After all, my three year collaboration with the social studies teacher was the longest and strongest one in the building. We had actually reached a true c0-teaching status that included daily planning and actually working as professional equals inside the classroom. So it just seemed to make sense, even if I'm not nearly as strong academically in World and American History as I am with literature. I thought this was a very balanced, well-thought out decision and my administration agreed to the change. The vice-principal in charge of the inner-school social studies group was thrilled I was joining her group.

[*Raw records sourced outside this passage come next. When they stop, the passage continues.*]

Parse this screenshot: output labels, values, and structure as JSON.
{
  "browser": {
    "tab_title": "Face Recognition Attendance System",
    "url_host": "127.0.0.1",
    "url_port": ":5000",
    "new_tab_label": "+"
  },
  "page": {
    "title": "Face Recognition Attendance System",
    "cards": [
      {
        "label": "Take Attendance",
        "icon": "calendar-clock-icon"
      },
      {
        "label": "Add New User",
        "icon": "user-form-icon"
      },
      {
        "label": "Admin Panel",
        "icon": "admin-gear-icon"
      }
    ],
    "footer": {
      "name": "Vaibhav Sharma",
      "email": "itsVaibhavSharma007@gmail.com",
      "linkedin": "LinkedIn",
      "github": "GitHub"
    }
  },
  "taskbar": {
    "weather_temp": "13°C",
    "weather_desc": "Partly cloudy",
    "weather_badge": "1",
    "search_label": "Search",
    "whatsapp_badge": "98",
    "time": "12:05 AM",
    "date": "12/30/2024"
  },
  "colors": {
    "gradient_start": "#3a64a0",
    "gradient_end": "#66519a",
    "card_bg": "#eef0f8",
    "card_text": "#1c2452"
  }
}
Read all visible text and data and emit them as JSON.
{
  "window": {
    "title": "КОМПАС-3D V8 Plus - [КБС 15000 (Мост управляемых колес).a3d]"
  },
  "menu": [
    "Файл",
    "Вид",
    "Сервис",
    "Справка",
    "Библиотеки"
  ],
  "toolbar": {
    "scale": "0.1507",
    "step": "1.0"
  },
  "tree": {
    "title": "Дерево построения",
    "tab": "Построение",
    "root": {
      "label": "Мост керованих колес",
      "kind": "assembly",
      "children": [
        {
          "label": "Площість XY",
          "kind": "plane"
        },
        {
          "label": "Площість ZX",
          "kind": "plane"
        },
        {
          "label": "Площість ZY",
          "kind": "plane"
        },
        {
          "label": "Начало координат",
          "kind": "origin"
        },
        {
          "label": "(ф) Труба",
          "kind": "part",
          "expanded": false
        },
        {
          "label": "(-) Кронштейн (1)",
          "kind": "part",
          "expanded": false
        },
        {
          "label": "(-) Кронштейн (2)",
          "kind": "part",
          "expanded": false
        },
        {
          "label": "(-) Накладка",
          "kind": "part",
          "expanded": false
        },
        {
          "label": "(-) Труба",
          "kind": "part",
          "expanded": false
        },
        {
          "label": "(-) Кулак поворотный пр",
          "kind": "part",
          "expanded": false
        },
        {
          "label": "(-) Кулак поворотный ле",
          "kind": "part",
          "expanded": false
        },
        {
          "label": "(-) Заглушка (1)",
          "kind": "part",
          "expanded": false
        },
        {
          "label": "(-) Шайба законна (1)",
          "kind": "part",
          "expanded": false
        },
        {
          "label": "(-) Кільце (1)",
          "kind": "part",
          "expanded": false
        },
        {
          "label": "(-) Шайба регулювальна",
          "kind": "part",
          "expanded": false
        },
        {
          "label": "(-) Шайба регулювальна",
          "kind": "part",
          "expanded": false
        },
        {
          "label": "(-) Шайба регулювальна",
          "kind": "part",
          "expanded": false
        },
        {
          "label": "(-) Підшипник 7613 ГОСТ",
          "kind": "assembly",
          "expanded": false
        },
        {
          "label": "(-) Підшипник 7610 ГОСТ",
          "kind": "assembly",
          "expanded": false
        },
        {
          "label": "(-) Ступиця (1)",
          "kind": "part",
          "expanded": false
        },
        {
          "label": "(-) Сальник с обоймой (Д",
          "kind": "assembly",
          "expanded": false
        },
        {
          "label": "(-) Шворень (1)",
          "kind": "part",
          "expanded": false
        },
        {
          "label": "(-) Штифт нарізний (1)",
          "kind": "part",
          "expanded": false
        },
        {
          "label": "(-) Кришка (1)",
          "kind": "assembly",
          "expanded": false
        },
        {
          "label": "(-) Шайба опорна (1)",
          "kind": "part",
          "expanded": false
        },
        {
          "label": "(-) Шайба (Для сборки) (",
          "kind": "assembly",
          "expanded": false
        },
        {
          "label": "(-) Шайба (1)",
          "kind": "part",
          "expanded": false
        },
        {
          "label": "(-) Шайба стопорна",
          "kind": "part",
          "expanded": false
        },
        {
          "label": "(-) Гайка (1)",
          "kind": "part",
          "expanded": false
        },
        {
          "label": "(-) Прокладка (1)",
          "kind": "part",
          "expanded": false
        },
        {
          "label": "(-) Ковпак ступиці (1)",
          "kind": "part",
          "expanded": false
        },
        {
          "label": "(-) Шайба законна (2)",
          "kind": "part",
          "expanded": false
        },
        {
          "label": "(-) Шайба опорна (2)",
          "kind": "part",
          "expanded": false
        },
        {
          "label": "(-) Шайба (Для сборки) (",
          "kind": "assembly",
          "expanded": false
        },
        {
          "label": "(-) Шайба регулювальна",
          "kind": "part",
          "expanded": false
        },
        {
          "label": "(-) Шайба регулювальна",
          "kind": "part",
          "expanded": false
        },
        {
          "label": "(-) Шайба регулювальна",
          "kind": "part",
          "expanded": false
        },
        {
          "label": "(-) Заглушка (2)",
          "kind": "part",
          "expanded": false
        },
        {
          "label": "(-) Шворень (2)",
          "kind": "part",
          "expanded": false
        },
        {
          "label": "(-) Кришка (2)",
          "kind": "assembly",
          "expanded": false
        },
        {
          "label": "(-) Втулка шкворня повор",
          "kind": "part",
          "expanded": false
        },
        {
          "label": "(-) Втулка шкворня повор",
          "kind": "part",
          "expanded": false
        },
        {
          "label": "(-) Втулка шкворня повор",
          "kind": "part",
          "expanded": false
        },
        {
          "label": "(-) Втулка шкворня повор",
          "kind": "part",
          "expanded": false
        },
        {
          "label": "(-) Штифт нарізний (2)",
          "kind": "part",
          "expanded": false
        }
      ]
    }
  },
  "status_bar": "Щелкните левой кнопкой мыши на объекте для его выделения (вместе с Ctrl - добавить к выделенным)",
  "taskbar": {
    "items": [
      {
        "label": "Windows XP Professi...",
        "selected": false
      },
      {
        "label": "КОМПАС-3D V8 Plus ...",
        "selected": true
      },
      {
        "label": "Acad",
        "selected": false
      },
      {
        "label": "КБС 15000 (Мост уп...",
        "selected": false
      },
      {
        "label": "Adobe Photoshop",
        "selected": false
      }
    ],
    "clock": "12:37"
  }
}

I also knew that my collaborative English partner was resigning, She had twins at the end of the school year and she now has four children under five at home. Of course she needed to resign! She and I hadn't gotten along very well -- she wasn't an easy person to communicate with, though I thought she was a fine teacher. However, the second semester, we really hit divergent paths and our collaboration was actually pretty much non-existent. I hated nearly every English lesson she introduced, most of which I had no idea were coming my way. Her resignation, though, puts me at a distinct disadvantage for English collaboration for the fall semester -- another reason why I though switching professional learning communities was a very good idea.
On my third floor the other SPED teacher finally decided to retire after 47 years in the district -- she's actually a year younger than I am. Sometimes our relationship involved butting heads but I really liked her and respected her commitment to the job. And I could always count on her for the inside "dope" around the school and the district. I will miss our working relationship very much. I hear that the person replacing her, only one year with our district, brings quite a reputation for absence, being difficult to work with, and late to nearly every class / meeting.
At the end of the year, our district SPED head announced she was resigning to take a new job. Frankly, this woman had been a thorn in every side and I think nearly the entire district heaved a sigh of relief to know she was leaving. Of course, it's always out of the frying pan and into the fire, because the next thing we knew, the dreaded functional district SPED head had simply absorbed the collaborative teachers. The district was on a "cost cutting spree." It's the functional curriculum that has been laying me low for the past semester -- I am NOT at all a person cut out to teach life skill classes. And this new woman has a rep that is far worse than the one leaving us.
Then Friday I got the e-mail that my three year collaborative social studies teacher was resigning to take an ESL position with the district. Our three years of working closely and successfully together is over. Also I will not know any of the staff I am supposed to co-teach with next year. Every co-teaching class I'm with will have a "new" teacher, probably new to the district and no idea that they are walking into a classroom that has been designated at "collaborative." Dear god!
Finally, today came the e-mail today that our lead English teacher had resigned to accept a new position -- lead English teacher for the entire district.
Hubby and I have just had the retirement talk, yet again. I look at the economy and I cower with fear. I worry that we simply won't have enough money to make it through another 30 years. If I could just make it five more years, I could nearly double our retirement funds (we're socking it away hard and fast but the stock market and economy is doing us no favors here). It's just that physically and mentally I don't think I can take much more of these changes.
Hopefully every problem I'm envisioning for the upcoming fall will not be nearly as bad as I fear. I know that as we age we accept change less gracefully and with more trepidation. I know I have resilience. I know I love the kids. I know that Hubby will be supportive -- if his health holds. I know that my friends will continue to support my efforts in the classroom. Now I just have to find a place of serenity to get me through the unknowns of this summer . . . and I've got finish writing these two god-awful papers. Heaven help me!